*** Opening of Record extracts ***

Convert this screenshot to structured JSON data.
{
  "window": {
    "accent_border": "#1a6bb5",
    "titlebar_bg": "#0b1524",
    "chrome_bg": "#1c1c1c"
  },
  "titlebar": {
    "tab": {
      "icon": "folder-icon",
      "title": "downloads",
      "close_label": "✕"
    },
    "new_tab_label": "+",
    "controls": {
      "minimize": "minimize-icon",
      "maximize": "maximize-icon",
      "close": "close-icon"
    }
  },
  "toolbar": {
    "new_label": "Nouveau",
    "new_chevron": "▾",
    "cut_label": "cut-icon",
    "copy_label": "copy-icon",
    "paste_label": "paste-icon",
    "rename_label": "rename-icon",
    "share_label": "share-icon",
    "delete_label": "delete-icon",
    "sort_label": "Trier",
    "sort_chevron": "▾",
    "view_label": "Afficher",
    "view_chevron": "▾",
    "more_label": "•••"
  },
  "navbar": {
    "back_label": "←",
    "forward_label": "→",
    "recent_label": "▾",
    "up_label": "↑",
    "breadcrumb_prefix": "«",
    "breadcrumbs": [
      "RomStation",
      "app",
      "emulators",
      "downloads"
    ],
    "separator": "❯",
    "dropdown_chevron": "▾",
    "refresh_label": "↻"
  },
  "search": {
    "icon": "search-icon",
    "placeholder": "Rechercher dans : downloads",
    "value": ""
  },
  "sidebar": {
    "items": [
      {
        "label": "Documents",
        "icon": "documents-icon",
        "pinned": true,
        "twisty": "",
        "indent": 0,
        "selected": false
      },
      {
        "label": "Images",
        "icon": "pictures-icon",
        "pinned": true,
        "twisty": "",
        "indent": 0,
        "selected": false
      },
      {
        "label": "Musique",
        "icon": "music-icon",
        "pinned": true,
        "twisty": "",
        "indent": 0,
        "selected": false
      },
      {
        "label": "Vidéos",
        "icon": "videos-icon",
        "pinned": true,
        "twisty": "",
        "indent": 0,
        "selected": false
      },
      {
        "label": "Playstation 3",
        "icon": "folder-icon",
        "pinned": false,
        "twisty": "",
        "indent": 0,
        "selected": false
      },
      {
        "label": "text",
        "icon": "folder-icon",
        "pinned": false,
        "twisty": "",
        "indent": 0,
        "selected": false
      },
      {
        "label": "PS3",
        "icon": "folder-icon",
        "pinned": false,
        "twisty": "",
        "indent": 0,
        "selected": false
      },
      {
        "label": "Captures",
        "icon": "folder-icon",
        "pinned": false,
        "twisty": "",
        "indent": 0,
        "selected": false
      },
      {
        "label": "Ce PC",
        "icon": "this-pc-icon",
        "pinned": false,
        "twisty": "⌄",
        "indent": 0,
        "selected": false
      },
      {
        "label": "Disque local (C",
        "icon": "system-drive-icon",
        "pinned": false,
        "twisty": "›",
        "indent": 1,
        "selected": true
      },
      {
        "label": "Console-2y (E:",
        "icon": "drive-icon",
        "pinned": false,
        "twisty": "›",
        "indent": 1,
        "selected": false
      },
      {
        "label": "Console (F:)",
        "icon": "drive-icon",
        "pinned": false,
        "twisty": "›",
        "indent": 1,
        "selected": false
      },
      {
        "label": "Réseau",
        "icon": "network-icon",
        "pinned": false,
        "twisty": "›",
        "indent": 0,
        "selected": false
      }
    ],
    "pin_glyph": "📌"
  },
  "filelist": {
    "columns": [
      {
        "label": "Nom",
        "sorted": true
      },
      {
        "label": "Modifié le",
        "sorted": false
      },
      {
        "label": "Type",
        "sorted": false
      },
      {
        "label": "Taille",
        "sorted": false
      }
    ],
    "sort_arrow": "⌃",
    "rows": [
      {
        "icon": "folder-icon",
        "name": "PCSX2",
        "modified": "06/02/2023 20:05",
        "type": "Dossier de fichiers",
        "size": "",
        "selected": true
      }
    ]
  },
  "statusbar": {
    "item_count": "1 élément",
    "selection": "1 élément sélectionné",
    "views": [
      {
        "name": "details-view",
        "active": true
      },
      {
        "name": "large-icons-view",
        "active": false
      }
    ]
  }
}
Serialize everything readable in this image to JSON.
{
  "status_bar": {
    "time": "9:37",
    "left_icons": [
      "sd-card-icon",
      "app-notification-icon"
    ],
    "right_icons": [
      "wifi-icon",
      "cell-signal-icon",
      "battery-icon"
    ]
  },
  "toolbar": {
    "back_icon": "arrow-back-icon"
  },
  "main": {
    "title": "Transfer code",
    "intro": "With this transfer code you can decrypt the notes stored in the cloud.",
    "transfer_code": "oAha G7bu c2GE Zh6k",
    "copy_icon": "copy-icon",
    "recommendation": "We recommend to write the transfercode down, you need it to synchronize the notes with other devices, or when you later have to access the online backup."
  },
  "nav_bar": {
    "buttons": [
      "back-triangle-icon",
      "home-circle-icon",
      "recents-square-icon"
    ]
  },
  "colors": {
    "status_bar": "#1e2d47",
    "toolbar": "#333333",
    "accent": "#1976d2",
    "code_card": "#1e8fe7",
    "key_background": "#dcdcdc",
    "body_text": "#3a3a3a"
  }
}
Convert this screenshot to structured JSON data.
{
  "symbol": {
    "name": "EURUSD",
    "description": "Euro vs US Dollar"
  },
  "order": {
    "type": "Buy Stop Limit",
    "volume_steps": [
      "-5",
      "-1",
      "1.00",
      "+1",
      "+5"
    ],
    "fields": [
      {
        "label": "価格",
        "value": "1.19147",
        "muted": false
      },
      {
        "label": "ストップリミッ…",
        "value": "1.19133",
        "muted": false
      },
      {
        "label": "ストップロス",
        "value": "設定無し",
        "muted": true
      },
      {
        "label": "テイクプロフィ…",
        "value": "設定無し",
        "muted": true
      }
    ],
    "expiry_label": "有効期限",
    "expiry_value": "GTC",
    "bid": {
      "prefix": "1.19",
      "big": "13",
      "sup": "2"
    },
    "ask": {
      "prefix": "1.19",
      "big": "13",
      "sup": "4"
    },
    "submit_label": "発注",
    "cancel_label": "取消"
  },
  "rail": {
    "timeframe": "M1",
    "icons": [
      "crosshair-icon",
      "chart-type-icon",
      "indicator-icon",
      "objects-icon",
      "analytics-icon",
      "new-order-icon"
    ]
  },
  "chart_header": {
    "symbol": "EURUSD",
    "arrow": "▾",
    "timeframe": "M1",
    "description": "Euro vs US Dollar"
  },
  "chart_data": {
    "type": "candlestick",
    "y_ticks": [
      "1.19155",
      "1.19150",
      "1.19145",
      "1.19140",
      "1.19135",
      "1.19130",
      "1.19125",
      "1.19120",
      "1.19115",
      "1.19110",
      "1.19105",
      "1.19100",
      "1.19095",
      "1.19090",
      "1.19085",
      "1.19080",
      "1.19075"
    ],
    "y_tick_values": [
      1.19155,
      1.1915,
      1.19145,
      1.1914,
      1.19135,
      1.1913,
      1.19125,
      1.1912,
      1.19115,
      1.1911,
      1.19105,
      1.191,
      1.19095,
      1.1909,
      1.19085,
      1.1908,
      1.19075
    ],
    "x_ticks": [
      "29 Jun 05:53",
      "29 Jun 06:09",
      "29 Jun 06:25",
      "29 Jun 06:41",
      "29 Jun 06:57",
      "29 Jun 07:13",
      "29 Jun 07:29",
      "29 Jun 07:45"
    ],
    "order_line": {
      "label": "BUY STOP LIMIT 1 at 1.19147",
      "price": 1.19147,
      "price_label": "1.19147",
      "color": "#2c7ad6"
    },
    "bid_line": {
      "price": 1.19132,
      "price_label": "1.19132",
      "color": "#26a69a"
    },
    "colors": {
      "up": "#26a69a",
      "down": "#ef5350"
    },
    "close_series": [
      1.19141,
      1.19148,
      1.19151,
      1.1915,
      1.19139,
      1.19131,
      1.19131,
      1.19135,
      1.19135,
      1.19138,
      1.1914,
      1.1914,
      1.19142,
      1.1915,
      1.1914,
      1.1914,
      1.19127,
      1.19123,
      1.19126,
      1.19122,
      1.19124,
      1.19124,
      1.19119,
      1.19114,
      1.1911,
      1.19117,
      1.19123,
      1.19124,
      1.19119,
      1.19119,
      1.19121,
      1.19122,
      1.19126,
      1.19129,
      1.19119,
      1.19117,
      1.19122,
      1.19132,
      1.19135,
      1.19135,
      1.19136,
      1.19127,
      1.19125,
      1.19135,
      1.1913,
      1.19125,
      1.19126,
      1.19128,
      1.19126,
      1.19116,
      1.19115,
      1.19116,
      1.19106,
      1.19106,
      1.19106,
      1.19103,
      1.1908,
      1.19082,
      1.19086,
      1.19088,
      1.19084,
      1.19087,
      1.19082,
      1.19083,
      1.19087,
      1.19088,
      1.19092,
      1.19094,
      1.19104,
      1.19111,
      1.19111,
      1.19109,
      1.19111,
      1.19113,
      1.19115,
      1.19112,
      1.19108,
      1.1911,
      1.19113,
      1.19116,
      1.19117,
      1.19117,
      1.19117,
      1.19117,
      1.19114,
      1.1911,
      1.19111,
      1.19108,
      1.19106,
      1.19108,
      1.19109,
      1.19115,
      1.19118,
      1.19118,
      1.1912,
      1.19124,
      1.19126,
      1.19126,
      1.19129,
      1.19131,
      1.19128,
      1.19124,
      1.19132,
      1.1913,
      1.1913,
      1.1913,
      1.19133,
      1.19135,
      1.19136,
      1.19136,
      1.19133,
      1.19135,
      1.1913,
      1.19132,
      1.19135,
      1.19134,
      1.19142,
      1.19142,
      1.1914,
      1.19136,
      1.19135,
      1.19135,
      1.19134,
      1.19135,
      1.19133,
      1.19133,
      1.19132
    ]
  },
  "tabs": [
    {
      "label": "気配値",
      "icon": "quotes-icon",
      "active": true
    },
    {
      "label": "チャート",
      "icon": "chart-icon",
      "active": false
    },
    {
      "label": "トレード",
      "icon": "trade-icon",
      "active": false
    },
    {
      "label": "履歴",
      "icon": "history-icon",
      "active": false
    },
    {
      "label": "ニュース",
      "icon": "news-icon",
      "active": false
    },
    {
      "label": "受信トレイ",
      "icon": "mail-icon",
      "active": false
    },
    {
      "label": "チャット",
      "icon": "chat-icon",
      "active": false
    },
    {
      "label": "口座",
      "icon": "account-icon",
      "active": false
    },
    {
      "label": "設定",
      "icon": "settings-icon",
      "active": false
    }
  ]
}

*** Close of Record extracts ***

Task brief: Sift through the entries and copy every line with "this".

Task answer:
Convert this screenshot to structured JSON data.
        "icon": "this-pc-icon",
Serialize everything readable in this image to JSON.
    "intro": "With this transfer code you can decrypt the notes stored in the cloud.",
Convert this screenshot to structured JSON data.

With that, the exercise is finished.